As the proliferation of coins and markets continues, regulators have begun to make concerted efforts to control and monitor the industry. In 2013, the US Treasury classified Bitcoin as a ‘convertible decentralised currency’. Later in 2015, the Commodity Futures Trading Commission classified Bitcoin as a commodity. Per the Internal Revenue Service, Bitcoin is now taxed as a property. More recently in 2022, California become the first state to begin an official process to regulate and adapt to cryptocurrency technology, mirroring the federal agencies. Governor Newsom said his order is a step toward making it the nation's first state ‘to establish a comprehensive, thoughtful, and harmonised regulatory and business environment for crypto assets.’ This demonstrates the importance of separating ‘crypto projects,’ which may sometimes be risky and poorly structured and ‘blockchain,’ the underlying technology with near universally appreciated value.

In 2015, the EU classified Bitcoin as a currency rather than a commodity to make trading tax-exempt. From here, the regulatory regimes across member states have been favourable towards the use of cryptocurrencies, with no member state applying even permissive regulations on its usage. However, there have been recent calls for mining process adaption, with Erik Thedeen, vice-chair of the ESMA calling for a ban on proof of work mining in favour of proof of stake to combat climate change. With Europe and the west taking a relaxed approach to regulation, countries such as China, India and Turkey continue to take a tough stance on Bitcoin and other assets, all applying a blanket ban on their mining and trade.
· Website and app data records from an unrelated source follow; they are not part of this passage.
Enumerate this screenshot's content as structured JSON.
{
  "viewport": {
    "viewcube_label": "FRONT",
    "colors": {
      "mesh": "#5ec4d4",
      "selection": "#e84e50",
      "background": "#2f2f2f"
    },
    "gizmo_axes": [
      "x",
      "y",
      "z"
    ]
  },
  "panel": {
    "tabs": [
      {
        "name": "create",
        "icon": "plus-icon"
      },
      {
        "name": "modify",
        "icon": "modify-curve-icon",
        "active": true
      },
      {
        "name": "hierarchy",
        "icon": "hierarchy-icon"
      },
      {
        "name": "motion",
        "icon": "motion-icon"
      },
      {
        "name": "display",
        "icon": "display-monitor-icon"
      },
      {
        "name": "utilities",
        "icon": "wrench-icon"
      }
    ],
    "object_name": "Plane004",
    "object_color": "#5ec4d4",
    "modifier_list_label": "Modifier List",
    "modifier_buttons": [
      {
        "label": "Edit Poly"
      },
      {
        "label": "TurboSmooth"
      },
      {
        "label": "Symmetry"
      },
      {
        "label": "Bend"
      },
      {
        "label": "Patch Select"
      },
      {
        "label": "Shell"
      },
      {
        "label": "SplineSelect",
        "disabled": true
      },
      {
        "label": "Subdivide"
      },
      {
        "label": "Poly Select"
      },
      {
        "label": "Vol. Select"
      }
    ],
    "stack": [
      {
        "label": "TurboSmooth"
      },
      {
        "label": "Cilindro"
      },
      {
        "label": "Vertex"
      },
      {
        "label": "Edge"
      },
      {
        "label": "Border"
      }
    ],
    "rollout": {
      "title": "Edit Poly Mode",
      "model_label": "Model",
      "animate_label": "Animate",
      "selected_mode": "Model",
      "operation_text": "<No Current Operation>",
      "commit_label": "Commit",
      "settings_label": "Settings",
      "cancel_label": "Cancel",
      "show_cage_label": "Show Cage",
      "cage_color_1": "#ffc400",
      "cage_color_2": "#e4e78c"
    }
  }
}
Looking to the future, the growth and adoption of the metaverse will be an important topic of legal discourse in the years to come, with regulators recognising the impact this will come to have on consumer interactions. Technologies used in the metaverse will be able to track user data in a deeper way than seen before. Platforms already have the technology to track expressions, vital signs, and inflexions, using this data to predict future emotional states. Along with this deep consumer proliferation, the metaverse will allow enhanced freedom and expertise across both our professional and social lives, proving deeper opportunities to transact, socialise and work. In balancing these considerations, it will be vital for regulators to pay attention to both consumer rights and new monetisation strategies.  

From the early development of blockchain technology, to the proliferation of new coins and markets, regulators have struggled to keep pace with the speed of crypto innovation. The founding philosophy of crypto projects has encouraged regulators in the western world to take a backseat, whilst other more authoritarian regimes have taken strict measures. With the growth of the metaverse, Web 3.0 technologies will move past finance and into the mainstream of our livelihood. With the risks, but boundless benefits, the technology and experiential layers of Web 3.0 must become a mainstream concern for regulators.